◆ WHAT YOU ARE ASKED TO DO:
Give back the entries below verbatim.

(Collected data)

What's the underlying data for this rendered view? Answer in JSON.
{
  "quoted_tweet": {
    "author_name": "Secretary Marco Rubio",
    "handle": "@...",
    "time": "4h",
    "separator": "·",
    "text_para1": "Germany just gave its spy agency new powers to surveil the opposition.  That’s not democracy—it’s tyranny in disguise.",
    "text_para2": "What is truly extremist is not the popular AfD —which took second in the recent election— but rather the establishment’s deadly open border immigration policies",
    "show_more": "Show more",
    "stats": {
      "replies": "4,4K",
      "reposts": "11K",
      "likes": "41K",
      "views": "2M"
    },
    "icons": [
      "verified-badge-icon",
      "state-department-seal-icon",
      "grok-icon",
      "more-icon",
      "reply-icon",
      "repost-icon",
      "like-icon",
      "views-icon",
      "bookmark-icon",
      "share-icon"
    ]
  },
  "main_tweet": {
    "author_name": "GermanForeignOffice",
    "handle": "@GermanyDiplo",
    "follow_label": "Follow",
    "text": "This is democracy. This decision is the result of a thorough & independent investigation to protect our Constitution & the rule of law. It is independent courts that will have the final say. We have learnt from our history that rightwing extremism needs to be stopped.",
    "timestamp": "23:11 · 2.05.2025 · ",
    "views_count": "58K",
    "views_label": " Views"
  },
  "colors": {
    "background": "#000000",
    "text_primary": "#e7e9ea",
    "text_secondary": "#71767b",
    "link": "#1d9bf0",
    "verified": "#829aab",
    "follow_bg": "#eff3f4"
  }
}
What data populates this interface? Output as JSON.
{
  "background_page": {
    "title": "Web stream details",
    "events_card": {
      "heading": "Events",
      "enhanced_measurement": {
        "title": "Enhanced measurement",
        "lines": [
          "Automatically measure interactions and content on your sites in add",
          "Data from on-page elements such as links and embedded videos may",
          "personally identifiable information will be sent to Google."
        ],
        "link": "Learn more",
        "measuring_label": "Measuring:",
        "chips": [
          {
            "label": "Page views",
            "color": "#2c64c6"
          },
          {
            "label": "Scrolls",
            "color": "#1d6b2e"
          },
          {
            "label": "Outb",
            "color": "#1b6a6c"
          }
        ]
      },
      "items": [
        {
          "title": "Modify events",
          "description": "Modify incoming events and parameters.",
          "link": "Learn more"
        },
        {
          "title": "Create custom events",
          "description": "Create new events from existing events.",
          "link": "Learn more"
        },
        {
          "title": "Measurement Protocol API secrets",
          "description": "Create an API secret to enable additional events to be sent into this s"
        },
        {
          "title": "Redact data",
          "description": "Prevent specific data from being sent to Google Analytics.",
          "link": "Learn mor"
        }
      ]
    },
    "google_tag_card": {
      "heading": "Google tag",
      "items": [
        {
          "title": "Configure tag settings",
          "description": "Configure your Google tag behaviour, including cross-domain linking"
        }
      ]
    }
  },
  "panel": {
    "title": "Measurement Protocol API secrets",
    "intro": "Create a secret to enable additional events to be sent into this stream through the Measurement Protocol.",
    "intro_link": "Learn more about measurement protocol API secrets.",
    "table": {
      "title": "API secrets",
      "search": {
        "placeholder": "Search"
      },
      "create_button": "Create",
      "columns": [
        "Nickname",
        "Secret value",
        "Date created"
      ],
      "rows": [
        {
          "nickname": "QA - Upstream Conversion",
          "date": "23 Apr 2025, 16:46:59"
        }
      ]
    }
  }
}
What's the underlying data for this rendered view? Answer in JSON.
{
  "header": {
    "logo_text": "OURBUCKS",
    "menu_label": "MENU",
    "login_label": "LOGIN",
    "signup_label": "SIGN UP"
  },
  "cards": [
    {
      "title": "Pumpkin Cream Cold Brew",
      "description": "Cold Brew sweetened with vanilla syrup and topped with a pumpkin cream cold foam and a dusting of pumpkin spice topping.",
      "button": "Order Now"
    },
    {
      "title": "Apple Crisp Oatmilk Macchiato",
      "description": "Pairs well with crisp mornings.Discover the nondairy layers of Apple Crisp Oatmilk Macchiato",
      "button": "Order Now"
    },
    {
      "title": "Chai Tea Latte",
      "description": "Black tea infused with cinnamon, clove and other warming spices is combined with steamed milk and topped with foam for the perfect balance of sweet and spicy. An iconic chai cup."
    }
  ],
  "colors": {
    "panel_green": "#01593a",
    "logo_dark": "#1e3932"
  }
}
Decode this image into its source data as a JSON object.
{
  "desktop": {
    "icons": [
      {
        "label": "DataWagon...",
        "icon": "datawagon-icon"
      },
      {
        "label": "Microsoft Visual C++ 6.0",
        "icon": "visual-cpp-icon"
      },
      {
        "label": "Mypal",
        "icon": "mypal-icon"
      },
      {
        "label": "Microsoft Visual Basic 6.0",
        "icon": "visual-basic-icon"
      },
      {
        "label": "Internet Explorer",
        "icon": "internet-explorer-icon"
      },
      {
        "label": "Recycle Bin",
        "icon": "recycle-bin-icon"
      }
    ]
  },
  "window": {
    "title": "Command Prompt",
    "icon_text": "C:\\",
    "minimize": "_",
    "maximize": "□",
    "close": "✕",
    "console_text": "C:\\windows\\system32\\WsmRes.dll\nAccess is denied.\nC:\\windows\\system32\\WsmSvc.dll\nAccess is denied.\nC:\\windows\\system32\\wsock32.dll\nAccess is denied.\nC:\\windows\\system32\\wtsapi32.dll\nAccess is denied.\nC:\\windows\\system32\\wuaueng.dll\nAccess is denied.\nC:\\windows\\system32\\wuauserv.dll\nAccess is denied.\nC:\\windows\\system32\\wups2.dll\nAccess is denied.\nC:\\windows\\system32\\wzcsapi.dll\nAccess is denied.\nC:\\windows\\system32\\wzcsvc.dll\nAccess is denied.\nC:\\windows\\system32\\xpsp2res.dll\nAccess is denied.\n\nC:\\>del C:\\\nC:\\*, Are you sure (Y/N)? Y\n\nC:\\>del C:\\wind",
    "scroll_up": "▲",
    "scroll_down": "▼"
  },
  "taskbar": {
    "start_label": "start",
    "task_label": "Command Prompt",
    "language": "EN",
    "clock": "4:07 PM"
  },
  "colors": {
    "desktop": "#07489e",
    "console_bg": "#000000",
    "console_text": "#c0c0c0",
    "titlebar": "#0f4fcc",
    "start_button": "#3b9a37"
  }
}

◆ ANSWER TO THE PROBLEM:
What's the underlying data for this rendered view? Answer in JSON.
{
  "quoted_tweet": {
    "author_name": "Secretary Marco Rubio",
    "handle": "@...",
    "time": "4h",
    "separator": "·",
    "text_para1": "Germany just gave its spy agency new powers to surveil the opposition.  That’s not democracy—it’s tyranny in disguise.",
    "text_para2": "What is truly extremist is not the popular AfD —which took second in the recent election— but rather the establishment’s deadly open border immigration policies",
    "show_more": "Show more",
    "stats": {
      "replies": "4,4K",
      "reposts": "11K",
      "likes": "41K",
      "views": "2M"
    },
    "icons": [
      "verified-badge-icon",
      "state-department-seal-icon",
      "grok-icon",
      "more-icon",
      "reply-icon",
      "repost-icon",
      "like-icon",
      "views-icon",
      "bookmark-icon",
      "share-icon"
    ]
  },
  "main_tweet": {
    "author_name": "GermanForeignOffice",
    "handle": "@GermanyDiplo",
    "follow_label": "Follow",
    "text": "This is democracy. This decision is the result of a thorough & independent investigation to protect our Constitution & the rule of law. It is independent courts that will have the final say. We have learnt from our history that rightwing extremism needs to be stopped.",
    "timestamp": "23:11 · 2.05.2025 · ",
    "views_count": "58K",
    "views_label": " Views"
  },
  "colors": {
    "background": "#000000",
    "text_primary": "#e7e9ea",
    "text_secondary": "#71767b",
    "link": "#1d9bf0",
    "verified": "#829aab",
    "follow_bg": "#eff3f4"
  }
}
What data populates this interface? Output as JSON.
{
  "background_page": {
    "title": "Web stream details",
    "events_card": {
      "heading": "Events",
      "enhanced_measurement": {
        "title": "Enhanced measurement",
        "lines": [
          "Automatically measure interactions and content on your sites in add",
          "Data from on-page elements such as links and embedded videos may",
          "personally identifiable information will be sent to Google."
        ],
        "link": "Learn more",
        "measuring_label": "Measuring:",
        "chips": [
          {
            "label": "Page views",
            "color": "#2c64c6"
          },
          {
            "label": "Scrolls",
            "color": "#1d6b2e"
          },
          {
            "label": "Outb",
            "color": "#1b6a6c"
          }
        ]
      },
      "items": [
        {
          "title": "Modify events",
          "description": "Modify incoming events and parameters.",
          "link": "Learn more"
        },
        {
          "title": "Create custom events",
          "description": "Create new events from existing events.",
          "link": "Learn more"
        },
        {
          "title": "Measurement Protocol API secrets",
          "description": "Create an API secret to enable additional events to be sent into this s"
        },
        {
          "title": "Redact data",
          "description": "Prevent specific data from being sent to Google Analytics.",
          "link": "Learn mor"
        }
      ]
    },
    "google_tag_card": {
      "heading": "Google tag",
      "items": [
        {
          "title": "Configure tag settings",
          "description": "Configure your Google tag behaviour, including cross-domain linking"
        }
      ]
    }
  },
  "panel": {
    "title": "Measurement Protocol API secrets",
    "intro": "Create a secret to enable additional events to be sent into this stream through the Measurement Protocol.",
    "intro_link": "Learn more about measurement protocol API secrets.",
    "table": {
      "title": "API secrets",
      "search": {
        "placeholder": "Search"
      },
      "create_button": "Create",
      "columns": [
        "Nickname",
        "Secret value",
        "Date created"
      ],
      "rows": [
        {
          "nickname": "QA - Upstream Conversion",
          "date": "23 Apr 2025, 16:46:59"
        }
      ]
    }
  }
}
What's the underlying data for this rendered view? Answer in JSON.
{
  "header": {
    "logo_text": "OURBUCKS",
    "menu_label": "MENU",
    "login_label": "LOGIN",
    "signup_label": "SIGN UP"
  },
  "cards": [
    {
      "title": "Pumpkin Cream Cold Brew",
      "description": "Cold Brew sweetened with vanilla syrup and topped with a pumpkin cream cold foam and a dusting of pumpkin spice topping.",
      "button": "Order Now"
    },
    {
      "title": "Apple Crisp Oatmilk Macchiato",
      "description": "Pairs well with crisp mornings.Discover the nondairy layers of Apple Crisp Oatmilk Macchiato",
      "button": "Order Now"
    },
    {
      "title": "Chai Tea Latte",
      "description": "Black tea infused with cinnamon, clove and other warming spices is combined with steamed milk and topped with foam for the perfect balance of sweet and spicy. An iconic chai cup."
    }
  ],
  "colors": {
    "panel_green": "#01593a",
    "logo_dark": "#1e3932"
  }
}
Decode this image into its source data as a JSON object.
{
  "desktop": {
    "icons": [
      {
        "label": "DataWagon...",
        "icon": "datawagon-icon"
      },
      {
        "label": "Microsoft Visual C++ 6.0",
        "icon": "visual-cpp-icon"
      },
      {
        "label": "Mypal",
        "icon": "mypal-icon"
      },
      {
        "label": "Microsoft Visual Basic 6.0",
        "icon": "visual-basic-icon"
      },
      {
        "label": "Internet Explorer",
        "icon": "internet-explorer-icon"
      },
      {
        "label": "Recycle Bin",
        "icon": "recycle-bin-icon"
      }
    ]
  },
  "window": {
    "title": "Command Prompt",
    "icon_text": "C:\\",
    "minimize": "_",
    "maximize": "□",
    "close": "✕",
    "console_text": "C:\\windows\\system32\\WsmRes.dll\nAccess is denied.\nC:\\windows\\system32\\WsmSvc.dll\nAccess is denied.\nC:\\windows\\system32\\wsock32.dll\nAccess is denied.\nC:\\windows\\system32\\wtsapi32.dll\nAccess is denied.\nC:\\windows\\system32\\wuaueng.dll\nAccess is denied.\nC:\\windows\\system32\\wuauserv.dll\nAccess is denied.\nC:\\windows\\system32\\wups2.dll\nAccess is denied.\nC:\\windows\\system32\\wzcsapi.dll\nAccess is denied.\nC:\\windows\\system32\\wzcsvc.dll\nAccess is denied.\nC:\\windows\\system32\\xpsp2res.dll\nAccess is denied.\n\nC:\\>del C:\\\nC:\\*, Are you sure (Y/N)? Y\n\nC:\\>del C:\\wind",
    "scroll_up": "▲",
    "scroll_down": "▼"
  },
  "taskbar": {
    "start_label": "start",
    "task_label": "Command Prompt",
    "language": "EN",
    "clock": "4:07 PM"
  },
  "colors": {
    "desktop": "#07489e",
    "console_bg": "#000000",
    "console_text": "#c0c0c0",
    "titlebar": "#0f4fcc",
    "start_button": "#3b9a37"
  }
}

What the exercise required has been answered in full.